== WHAT YOU SHOULD DO ==
Wherever the string "просмотров" shows up in the data below, copy the whole line.

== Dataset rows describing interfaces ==
%%

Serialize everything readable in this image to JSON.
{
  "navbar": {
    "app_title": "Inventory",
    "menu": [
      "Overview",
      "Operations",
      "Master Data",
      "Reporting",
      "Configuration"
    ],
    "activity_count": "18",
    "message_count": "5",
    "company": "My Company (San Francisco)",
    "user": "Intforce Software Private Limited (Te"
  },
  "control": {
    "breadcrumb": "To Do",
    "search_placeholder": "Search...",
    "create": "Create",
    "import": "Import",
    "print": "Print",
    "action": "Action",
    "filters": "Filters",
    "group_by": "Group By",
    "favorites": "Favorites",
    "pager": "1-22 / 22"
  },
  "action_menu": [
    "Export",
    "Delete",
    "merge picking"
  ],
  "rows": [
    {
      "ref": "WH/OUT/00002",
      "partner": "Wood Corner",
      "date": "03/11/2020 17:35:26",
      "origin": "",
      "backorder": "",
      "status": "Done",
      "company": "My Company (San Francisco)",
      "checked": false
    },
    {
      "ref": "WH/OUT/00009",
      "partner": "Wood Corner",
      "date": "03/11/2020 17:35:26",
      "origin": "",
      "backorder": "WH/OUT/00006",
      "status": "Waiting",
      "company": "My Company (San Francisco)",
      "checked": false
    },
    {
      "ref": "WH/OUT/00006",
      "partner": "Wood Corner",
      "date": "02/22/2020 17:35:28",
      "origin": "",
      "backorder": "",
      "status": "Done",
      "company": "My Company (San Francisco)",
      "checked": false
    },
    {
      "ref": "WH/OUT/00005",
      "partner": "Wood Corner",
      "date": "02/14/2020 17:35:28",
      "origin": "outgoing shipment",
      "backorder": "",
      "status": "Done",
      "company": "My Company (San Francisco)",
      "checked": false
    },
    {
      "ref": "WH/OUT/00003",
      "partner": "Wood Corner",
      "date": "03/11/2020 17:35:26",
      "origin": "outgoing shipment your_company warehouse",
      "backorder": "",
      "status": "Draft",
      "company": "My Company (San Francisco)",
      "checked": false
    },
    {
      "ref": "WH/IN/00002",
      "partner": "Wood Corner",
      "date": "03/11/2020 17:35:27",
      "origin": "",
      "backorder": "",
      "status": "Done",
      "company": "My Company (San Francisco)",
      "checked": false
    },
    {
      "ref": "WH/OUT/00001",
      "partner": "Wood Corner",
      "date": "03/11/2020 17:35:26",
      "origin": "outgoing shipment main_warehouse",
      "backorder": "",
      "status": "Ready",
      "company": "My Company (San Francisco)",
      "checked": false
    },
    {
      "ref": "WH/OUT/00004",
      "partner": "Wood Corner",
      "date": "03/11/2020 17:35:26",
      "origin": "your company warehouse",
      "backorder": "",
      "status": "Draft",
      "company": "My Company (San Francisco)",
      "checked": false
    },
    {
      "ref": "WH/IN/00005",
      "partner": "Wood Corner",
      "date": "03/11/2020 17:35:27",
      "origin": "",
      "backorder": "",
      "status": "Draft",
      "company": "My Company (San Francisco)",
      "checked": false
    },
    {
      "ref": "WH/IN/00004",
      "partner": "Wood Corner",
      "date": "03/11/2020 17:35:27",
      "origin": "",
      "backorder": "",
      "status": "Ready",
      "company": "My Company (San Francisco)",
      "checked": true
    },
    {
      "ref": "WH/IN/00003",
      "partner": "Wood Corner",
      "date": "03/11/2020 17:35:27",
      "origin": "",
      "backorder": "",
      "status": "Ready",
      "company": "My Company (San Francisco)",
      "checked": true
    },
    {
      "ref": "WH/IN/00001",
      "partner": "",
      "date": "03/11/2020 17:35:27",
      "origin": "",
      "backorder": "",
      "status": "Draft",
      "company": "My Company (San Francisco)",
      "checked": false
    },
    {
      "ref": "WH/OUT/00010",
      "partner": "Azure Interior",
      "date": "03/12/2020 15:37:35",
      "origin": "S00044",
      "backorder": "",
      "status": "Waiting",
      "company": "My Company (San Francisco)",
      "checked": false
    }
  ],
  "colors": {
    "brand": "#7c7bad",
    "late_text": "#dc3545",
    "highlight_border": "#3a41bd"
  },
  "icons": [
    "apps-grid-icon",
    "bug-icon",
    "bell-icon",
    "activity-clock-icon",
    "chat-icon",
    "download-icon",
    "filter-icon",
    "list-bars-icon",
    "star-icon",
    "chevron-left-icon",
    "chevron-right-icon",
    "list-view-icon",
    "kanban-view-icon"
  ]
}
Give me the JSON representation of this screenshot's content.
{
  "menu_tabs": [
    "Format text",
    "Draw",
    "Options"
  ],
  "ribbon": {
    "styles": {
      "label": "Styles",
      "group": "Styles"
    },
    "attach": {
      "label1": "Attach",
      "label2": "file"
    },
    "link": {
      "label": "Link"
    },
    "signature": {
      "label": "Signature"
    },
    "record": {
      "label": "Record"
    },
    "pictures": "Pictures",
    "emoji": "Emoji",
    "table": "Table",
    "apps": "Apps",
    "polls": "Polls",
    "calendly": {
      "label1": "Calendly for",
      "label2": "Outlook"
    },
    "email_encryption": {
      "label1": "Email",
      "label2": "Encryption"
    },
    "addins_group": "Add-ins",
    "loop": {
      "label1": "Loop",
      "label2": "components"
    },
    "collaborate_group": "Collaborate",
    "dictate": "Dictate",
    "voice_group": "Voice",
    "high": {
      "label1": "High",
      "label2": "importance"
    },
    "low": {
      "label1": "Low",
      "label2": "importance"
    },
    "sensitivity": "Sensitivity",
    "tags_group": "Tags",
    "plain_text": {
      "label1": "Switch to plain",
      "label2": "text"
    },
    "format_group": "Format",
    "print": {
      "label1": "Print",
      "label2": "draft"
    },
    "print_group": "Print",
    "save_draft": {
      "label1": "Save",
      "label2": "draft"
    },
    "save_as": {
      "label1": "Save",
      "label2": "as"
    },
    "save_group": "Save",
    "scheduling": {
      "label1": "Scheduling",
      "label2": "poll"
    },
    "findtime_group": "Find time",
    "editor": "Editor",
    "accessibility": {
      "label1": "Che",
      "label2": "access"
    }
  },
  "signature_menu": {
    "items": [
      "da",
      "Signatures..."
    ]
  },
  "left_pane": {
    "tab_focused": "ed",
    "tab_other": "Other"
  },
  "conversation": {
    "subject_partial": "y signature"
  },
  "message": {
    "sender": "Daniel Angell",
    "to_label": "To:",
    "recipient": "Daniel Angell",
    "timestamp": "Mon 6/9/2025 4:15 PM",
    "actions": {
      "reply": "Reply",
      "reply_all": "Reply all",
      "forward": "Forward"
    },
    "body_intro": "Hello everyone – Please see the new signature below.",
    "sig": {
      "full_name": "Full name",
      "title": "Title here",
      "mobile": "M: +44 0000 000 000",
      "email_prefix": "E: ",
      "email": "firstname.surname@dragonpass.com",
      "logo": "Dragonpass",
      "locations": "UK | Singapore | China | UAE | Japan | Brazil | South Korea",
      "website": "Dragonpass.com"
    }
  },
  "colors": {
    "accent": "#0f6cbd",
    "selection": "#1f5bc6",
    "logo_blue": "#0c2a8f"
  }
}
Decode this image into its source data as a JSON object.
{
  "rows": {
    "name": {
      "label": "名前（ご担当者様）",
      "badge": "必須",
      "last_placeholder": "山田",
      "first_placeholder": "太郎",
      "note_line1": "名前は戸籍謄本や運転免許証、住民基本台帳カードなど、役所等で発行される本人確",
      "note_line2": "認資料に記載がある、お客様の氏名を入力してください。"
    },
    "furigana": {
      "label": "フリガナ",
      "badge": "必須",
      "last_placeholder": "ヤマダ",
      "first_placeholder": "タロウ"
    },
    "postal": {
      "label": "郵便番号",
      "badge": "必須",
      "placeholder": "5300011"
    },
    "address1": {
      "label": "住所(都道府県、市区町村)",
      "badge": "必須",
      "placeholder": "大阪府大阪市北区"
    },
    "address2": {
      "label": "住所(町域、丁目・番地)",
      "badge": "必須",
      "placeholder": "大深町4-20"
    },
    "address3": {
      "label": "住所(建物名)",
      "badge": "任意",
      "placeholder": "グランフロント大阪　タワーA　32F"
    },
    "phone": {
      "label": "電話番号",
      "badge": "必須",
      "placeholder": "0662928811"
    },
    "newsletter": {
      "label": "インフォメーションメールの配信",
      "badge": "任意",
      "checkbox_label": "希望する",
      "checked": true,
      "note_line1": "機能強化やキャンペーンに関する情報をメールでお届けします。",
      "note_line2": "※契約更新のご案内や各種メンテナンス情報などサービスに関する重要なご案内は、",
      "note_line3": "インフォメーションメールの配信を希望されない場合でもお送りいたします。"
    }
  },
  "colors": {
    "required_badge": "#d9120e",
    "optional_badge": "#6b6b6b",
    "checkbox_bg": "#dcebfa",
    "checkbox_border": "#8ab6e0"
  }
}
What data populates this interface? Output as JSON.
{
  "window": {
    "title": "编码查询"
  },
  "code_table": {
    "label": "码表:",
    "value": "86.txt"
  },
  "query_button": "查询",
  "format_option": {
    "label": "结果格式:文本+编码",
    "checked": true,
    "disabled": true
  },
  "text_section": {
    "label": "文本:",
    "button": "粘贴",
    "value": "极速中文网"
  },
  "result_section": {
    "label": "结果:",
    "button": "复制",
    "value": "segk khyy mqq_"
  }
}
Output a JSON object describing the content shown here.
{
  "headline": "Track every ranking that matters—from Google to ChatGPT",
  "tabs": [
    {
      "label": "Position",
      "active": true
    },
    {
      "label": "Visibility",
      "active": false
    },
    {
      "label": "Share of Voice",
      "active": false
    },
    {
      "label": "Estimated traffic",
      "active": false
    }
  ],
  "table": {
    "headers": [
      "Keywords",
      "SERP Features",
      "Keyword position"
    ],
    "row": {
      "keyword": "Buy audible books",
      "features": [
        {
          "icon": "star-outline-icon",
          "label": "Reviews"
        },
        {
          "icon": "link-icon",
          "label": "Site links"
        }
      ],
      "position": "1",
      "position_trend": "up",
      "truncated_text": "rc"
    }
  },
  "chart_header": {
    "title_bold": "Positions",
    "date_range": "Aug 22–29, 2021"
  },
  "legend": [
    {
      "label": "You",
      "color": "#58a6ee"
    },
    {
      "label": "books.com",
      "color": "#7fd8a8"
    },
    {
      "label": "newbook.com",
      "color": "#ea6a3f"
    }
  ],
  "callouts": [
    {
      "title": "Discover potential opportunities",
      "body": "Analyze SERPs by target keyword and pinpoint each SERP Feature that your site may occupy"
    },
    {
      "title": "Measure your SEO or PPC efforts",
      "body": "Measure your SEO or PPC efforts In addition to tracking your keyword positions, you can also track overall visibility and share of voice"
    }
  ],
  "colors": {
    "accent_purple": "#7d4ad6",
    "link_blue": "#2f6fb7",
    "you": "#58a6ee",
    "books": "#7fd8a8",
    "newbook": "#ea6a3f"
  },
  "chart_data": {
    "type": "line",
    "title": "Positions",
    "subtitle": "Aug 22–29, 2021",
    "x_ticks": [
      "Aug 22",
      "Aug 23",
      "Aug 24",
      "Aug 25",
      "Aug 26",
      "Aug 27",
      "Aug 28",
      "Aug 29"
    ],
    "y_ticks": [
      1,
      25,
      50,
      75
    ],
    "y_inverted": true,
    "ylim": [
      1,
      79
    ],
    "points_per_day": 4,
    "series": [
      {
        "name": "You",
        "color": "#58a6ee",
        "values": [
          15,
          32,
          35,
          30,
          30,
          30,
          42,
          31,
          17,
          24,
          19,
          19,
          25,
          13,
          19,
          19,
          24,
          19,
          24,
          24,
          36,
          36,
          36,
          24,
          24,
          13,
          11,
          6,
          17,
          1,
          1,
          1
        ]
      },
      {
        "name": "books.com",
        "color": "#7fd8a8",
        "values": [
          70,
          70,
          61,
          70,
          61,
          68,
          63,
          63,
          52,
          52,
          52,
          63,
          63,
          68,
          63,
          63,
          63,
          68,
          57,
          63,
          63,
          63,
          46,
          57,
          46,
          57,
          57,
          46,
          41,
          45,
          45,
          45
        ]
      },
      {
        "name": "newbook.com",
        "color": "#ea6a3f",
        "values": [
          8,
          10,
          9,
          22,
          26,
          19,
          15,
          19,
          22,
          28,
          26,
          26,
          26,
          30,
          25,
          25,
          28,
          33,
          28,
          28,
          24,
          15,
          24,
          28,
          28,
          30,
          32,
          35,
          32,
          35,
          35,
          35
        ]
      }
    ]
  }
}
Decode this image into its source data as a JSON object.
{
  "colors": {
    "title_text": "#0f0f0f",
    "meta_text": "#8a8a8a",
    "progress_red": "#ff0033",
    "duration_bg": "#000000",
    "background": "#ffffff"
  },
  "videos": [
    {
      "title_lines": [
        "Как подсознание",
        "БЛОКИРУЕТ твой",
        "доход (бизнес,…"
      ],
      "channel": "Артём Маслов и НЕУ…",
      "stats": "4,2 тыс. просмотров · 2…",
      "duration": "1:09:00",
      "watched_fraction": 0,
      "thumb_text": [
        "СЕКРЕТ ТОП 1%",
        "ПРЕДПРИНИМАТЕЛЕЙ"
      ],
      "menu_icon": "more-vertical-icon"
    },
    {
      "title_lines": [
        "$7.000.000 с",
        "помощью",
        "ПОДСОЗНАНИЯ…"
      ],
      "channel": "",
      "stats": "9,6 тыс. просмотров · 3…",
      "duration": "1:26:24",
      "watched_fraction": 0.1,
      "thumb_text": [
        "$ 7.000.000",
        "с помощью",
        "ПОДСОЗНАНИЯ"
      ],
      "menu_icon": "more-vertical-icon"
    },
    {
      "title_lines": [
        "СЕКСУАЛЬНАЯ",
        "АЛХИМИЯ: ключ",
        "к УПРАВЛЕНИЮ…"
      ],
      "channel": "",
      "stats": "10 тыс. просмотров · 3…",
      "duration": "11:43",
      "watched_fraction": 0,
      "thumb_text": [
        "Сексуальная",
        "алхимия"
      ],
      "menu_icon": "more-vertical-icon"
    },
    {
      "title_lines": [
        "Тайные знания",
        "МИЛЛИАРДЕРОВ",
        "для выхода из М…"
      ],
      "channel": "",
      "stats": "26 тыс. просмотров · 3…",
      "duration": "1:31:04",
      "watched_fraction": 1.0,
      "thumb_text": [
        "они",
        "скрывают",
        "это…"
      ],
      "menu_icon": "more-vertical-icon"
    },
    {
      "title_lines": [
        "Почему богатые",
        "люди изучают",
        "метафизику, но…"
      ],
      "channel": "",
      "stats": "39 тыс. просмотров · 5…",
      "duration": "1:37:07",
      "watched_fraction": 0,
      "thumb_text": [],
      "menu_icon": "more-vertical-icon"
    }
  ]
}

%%

== ANSWER TO THIS TASK ==
      "stats": "4,2 тыс. просмотров · 2…",
      "stats": "9,6 тыс. просмотров · 3…",
      "stats": "10 тыс. просмотров · 3…",
      "stats": "26 тыс. просмотров · 3…",
      "stats": "39 тыс. просмотров · 5…",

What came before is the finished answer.